The task: Report how many lines of the material contain the string "selected". Add nothing beyond the number.

Data for analysis:
== Segment start ==

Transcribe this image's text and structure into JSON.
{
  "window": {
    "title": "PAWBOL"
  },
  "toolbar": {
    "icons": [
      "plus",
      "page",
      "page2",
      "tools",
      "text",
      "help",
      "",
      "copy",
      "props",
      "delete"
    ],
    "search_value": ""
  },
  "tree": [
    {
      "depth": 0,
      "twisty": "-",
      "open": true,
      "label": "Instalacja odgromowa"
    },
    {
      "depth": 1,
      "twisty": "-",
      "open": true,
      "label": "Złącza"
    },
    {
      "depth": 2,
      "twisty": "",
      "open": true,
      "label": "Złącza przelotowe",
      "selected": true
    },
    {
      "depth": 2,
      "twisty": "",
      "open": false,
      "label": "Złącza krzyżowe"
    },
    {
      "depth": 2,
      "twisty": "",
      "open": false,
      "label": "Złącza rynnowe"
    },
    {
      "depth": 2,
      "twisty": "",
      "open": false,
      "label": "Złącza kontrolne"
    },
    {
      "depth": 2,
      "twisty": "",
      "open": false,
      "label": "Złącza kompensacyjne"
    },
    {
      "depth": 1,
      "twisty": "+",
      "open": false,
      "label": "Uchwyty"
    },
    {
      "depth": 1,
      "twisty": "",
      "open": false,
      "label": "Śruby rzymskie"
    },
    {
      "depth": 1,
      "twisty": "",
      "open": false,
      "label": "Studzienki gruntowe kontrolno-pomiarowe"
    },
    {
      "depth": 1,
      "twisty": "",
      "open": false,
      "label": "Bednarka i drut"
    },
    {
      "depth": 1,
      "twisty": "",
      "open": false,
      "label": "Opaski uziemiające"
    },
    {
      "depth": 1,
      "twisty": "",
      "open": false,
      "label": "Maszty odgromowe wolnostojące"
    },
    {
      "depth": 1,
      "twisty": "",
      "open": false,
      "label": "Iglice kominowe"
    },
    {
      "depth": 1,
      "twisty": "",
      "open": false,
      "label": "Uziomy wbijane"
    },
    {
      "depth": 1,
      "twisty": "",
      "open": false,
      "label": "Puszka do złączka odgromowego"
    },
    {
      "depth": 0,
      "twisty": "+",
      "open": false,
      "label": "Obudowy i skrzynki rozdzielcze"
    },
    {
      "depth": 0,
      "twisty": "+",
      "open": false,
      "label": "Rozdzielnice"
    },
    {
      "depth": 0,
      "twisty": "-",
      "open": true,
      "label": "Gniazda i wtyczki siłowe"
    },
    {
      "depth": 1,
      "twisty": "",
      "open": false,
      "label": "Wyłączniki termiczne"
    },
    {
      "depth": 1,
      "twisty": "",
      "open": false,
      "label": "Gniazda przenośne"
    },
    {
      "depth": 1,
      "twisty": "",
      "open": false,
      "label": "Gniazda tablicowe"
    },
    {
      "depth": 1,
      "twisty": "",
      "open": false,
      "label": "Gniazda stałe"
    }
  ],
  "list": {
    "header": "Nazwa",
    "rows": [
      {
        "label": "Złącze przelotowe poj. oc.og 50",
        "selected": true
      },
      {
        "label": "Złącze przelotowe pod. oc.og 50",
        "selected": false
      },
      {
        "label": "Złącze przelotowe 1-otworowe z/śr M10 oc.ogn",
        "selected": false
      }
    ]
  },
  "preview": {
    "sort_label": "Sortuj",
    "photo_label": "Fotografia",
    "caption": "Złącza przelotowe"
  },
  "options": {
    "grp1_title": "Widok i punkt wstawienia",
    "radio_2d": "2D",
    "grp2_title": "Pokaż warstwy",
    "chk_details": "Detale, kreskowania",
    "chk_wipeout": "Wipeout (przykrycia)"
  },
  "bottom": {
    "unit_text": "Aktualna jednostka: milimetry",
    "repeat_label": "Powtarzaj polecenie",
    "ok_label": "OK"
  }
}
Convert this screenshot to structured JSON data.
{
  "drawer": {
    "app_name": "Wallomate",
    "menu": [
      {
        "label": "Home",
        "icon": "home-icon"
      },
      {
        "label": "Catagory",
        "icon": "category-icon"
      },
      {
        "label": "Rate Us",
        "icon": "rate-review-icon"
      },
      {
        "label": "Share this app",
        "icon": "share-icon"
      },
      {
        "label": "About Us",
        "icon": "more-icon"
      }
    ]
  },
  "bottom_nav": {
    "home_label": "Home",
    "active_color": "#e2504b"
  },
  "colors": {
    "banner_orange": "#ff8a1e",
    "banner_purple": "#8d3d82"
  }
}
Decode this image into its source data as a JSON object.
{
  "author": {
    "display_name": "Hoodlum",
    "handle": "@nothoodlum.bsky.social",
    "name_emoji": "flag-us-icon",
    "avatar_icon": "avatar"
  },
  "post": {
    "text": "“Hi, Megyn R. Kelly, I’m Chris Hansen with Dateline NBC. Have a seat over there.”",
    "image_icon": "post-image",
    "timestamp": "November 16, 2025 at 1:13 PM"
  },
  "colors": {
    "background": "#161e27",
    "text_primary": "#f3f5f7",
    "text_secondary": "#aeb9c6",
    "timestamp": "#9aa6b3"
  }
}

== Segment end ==

Result of the exercise: 4